Having never lived an apartment, it was no surprise to me when I moved into The Treehouse in 2009, and I knew I was on my own as far as home improvements went. Just as I was being dropped into home ownership for the first time, I immediately had to learn about paying for my own mortgage, utilities, HOA fees, insurance, and even internet. I had been pretty lucky through college with my parents paying for my…well everything. The closing documents were signed, and I had the keys to the condo in my sweaty, shaking hands. The closest thing to the feeling I felt would be being thrown into a pool after teetering on the edge for way too long. You’re a homeowner now, no more repair requests. It’s your problem when something breaks.
Go figure I move into the house and within a month, the air conditioning goes out and my fridge begins to leak. I was smart enough to request a home warranty for the house, and I was able to get the repairmen out to check out the problems for next to nothing. But I knew that I was going to have to face these issues at some point in time head on.
Over the past few years, my only huge purchase has been the air conditioning. I have been lucky there. Very very lucky. But there have been repairs and fixes I have had to make to the house that probably have totaled beyond the sum of having the HVAC replaced. The biggest key to being prepared for when the worst happens to your home is to have an emergency savings account.
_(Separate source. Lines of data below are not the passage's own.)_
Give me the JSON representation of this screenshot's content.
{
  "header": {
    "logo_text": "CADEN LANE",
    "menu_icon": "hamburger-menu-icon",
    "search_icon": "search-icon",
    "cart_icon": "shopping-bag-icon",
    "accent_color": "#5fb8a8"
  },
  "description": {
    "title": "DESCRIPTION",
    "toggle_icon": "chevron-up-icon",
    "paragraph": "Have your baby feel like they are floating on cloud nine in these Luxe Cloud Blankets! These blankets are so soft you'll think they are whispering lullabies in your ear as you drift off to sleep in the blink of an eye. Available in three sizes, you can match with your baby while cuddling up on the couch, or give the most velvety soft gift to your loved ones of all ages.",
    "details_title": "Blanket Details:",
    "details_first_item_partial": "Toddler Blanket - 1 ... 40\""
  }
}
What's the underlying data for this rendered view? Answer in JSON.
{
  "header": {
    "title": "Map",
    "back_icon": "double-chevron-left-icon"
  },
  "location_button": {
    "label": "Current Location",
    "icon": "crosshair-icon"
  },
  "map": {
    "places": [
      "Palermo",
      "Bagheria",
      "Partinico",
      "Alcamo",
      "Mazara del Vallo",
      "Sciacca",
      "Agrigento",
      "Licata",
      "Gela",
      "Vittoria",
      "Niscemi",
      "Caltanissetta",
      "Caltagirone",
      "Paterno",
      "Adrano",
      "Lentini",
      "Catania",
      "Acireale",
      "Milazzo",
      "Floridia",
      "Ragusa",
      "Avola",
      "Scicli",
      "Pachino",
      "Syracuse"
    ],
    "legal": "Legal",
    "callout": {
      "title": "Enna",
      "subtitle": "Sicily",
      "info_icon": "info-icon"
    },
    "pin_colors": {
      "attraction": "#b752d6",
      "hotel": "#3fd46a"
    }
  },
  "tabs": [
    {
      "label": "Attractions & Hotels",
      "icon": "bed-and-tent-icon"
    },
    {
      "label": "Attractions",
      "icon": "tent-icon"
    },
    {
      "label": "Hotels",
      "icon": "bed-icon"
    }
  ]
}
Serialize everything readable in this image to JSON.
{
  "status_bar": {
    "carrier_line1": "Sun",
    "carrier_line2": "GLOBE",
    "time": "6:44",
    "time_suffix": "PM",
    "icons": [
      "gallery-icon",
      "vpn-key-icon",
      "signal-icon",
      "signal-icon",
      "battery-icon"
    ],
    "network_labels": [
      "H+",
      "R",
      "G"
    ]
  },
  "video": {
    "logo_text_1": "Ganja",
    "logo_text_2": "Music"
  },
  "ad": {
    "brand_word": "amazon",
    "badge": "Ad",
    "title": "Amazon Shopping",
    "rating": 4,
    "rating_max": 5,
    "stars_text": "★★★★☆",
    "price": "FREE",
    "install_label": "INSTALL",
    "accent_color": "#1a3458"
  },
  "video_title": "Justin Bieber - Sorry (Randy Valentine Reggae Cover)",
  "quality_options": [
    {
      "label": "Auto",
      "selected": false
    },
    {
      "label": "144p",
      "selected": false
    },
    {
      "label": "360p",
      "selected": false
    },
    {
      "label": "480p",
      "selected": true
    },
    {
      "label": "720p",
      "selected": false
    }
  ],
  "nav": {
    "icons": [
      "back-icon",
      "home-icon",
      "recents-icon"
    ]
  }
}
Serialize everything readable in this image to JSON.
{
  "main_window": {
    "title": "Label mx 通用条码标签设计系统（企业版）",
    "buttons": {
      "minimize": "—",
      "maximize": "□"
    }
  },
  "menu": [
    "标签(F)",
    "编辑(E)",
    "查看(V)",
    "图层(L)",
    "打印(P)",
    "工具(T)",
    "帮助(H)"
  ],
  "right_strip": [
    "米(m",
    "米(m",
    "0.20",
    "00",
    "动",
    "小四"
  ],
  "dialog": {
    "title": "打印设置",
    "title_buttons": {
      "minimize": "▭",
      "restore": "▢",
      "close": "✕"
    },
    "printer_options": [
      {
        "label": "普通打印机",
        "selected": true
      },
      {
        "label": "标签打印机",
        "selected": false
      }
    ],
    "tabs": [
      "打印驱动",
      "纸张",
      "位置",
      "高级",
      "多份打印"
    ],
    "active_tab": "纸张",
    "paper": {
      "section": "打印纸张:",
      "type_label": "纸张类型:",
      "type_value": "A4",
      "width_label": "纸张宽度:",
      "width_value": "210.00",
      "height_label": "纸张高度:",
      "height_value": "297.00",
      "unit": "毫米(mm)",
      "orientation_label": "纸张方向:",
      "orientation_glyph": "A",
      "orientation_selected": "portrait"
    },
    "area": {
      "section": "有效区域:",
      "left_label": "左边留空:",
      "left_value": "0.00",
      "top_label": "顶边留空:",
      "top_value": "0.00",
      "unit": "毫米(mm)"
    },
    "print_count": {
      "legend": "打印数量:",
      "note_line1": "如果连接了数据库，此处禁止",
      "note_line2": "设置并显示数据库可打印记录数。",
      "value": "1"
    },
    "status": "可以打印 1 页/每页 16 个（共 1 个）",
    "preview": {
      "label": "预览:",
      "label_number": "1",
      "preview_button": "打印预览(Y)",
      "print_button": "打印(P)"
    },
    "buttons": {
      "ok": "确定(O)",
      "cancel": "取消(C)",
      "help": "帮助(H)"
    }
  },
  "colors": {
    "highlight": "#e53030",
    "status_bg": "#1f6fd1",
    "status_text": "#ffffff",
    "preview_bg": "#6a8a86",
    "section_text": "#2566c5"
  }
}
When the cold air stopped blowing that first summer, I had plenty saved up to pay for the warranty company repairmen to come out. But I knew that the next time may be a lot more expensive.
I began stashing 10% of my paychecks into savings, slowly preparing myself for the day the inevitable would happen and I would have to dip in without breaking the bank.
Over a year ago, my dryer began squeaking and it finally died on me. Thank goodness the holidays are coming up with specials on new washers and dryers. At this point in time, my emergency fund is not prepared for this emergency. I have been doing my laundry at Tim’s or my parents. I get clean clothes and in return I make them food. It all works out in the end.
It’s a truth that sometimes it does suck major eggs to have to fix every single little thing in your home. But after being a homeowner for 4 years, being able to put my heart and soul into my home has been beyond worth it. You just can’t do that in a rental. My house is my baby, and like babies, they need to be taken care of. I accepted that responsibility when I got the keys.
What have been some major things you’ve had to fix in your house? How do you save up for the repairs?